Students across the state are hitting the books and buckling down for a great school year. Likewise, teachers across the state are engaging youth in science, technology, engineering and math activities…but there are only so many hours in a school day, and teachers cannot do it all.
Groups like Mississippi 4-H can help fill in the gap and interest kids in careers in technology fields. The Mississippi State University Extension Service’s 4-H youth program partners with local organizations to bring robotics to the classroom and after-school clubs.
We often hear negative statistics on education in Mississippi, but the nationwide statistics on careers in math and science are startling. Did you know that in 2010, nearly 90 percent of all engineers were located in Asia? Furthermore, according to the U.S. Department of Labor, 15 of the 20 fastest-growing job sectors require significant mathematics or science training.

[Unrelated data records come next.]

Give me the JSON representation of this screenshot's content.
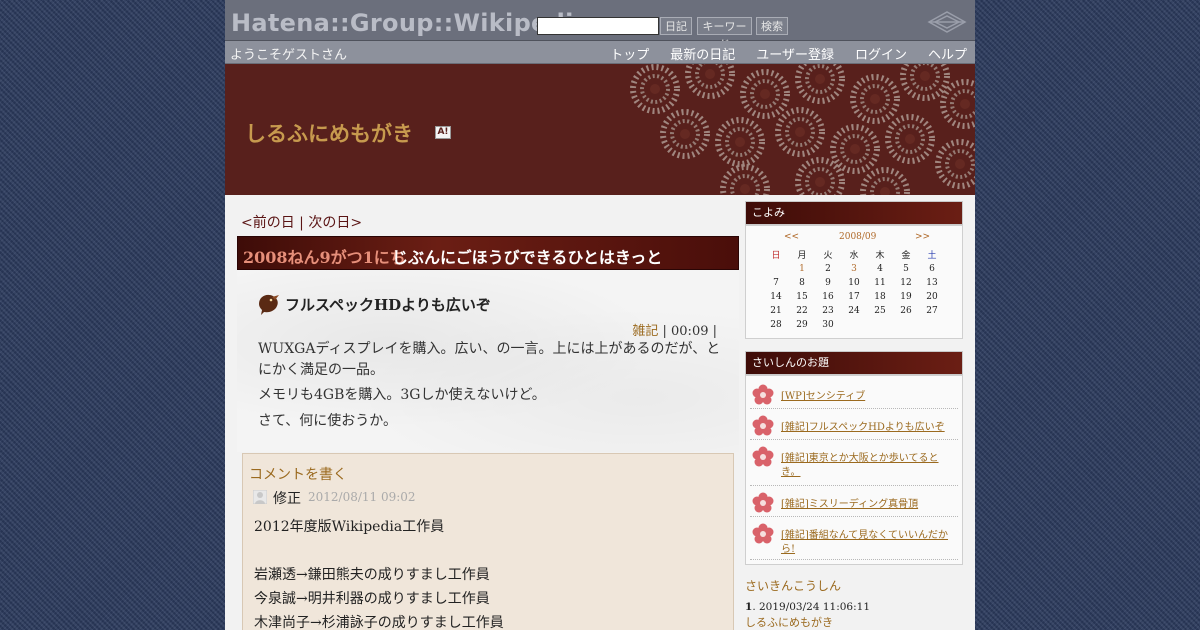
{
  "hatena": {
    "logo": "Hatena::Group::Wikipedia",
    "search_value": "",
    "btn_diary": "日記",
    "btn_keyword": "キーワード",
    "btn_search": "検索"
  },
  "nav": {
    "welcome": "ようこそゲストさん",
    "links": [
      "トップ",
      "最新の日記",
      "ユーザー登録",
      "ログイン",
      "ヘルプ"
    ]
  },
  "blog": {
    "title": "しるふにめもがき",
    "badge": "A!"
  },
  "daynav": {
    "prev": "<前の日",
    "sep": " | ",
    "next": "次の日>"
  },
  "day": {
    "date": "2008ねん9がつ1にち",
    "title": "じぶんにごほうびできるひとはきっと"
  },
  "section": {
    "title": "フルスペックHDよりも広いぞ",
    "category": "雑記",
    "time": " | 00:09 |",
    "paragraphs": [
      "WUXGAディスプレイを購入。広い、の一言。上には上があるのだが、とにかく満足の一品。",
      "メモリも4GBを購入。3Gしか使えないけど。",
      "さて、何に使おうか。"
    ]
  },
  "comments": {
    "write_label": "コメントを書く",
    "author": "修正",
    "time": "2012/08/11 09:02",
    "lines": [
      "2012年度版Wikipedia工作員",
      "岩瀬透→鎌田熊夫の成りすまし工作員",
      "今泉誠→明井利器の成りすまし工作員",
      "木津尚子→杉浦詠子の成りすまし工作員"
    ]
  },
  "calendar": {
    "heading": "こよみ",
    "prev": "<<",
    "month": "2008/09",
    "next": ">>",
    "weekdays": [
      "日",
      "月",
      "火",
      "水",
      "木",
      "金",
      "土"
    ],
    "weeks": [
      [
        "",
        "1",
        "2",
        "3",
        "4",
        "5",
        "6"
      ],
      [
        "7",
        "8",
        "9",
        "10",
        "11",
        "12",
        "13"
      ],
      [
        "14",
        "15",
        "16",
        "17",
        "18",
        "19",
        "20"
      ],
      [
        "21",
        "22",
        "23",
        "24",
        "25",
        "26",
        "27"
      ],
      [
        "28",
        "29",
        "30",
        "",
        "",
        "",
        ""
      ]
    ],
    "linked_days": [
      "1",
      "3"
    ]
  },
  "recent": {
    "heading": "さいしんのお題",
    "items": [
      "[WP]センシティブ",
      "[雑記]フルスペックHDよりも広いぞ",
      "[雑記]東京とか大阪とか歩いてるとき。",
      "[雑記]ミスリーディング真骨頂",
      "[雑記]番組なんて見なくていいんだから!"
    ]
  },
  "recent_comments": {
    "heading": "さいきんこうしん",
    "index": "1",
    "timestamp": ". 2019/03/24 11:06:11",
    "blog": "しるふにめもがき"
  },
  "colors": {
    "banner": "#58201c",
    "accent_gold": "#c79a4e",
    "link_brown": "#9b6a1f"
  }
}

Thankfully, robotics has been gaining popularity across the country with school-age children, and children in Mississippi are no different. Local 4-H clubs can get involved with the Lego WeDo robotics kit, the Lego Mindstorms robotics kit, or the Tetrix robotics kit from their county Extension offices. They can build robotic animals for the Mississippi State Fair in October or gear up for some friendly competition in May.
The WeDo robots are for kindergarteners through second graders, and they help kids fall in love with the idea of building and programming robots. Research suggests that girls start deciding between kindergarten and first grade whether science, technology, engineering and math classes are for them or not. Boys usually hold off until third or fourth grade, but the younger we can start children on the technology path, the better off the kids will be.
Lego Mindstorms robots are generally used for third through eighth graders and involve more complicated projects. After building the robots, children program them. Youth can begin learning very basic programming by using the programming blocks found in the Lego Mindstorms software.
Once youth have mastered the finer points of building and programming with the Lego Mindstorm, it is time to get serious with Tetrix robots and C programming language. This is the last stop before college, and these robots are usually used with high school students only.
Mississippi youth are holding their own when it comes to robotics. They participate in various competitions throughout the state, such as the First Lego League competition at the Stennis Space Center on the Gulf Coast, the BEST (Boosting Engineering, Science and Technology) robotics competition at the MSU Bagley College of Engineering and the SeaPerch robotics competition, also held by the MSU Bagley College of Engineering.
Competition is fun, but robotics is so much more. It gives youth the tools to work through difficult problems together, the courage to face the unknown, and the confidence to believe in themselves. This year, get down to the nuts and bolts of robotics with your child and discover the possibilities. Upcoming events for the fall include the Robot Round-Up at the Mississippi State Fair, the First Lego League competition and the BEST robotics competition. Find your place and boot up for an exciting adventure.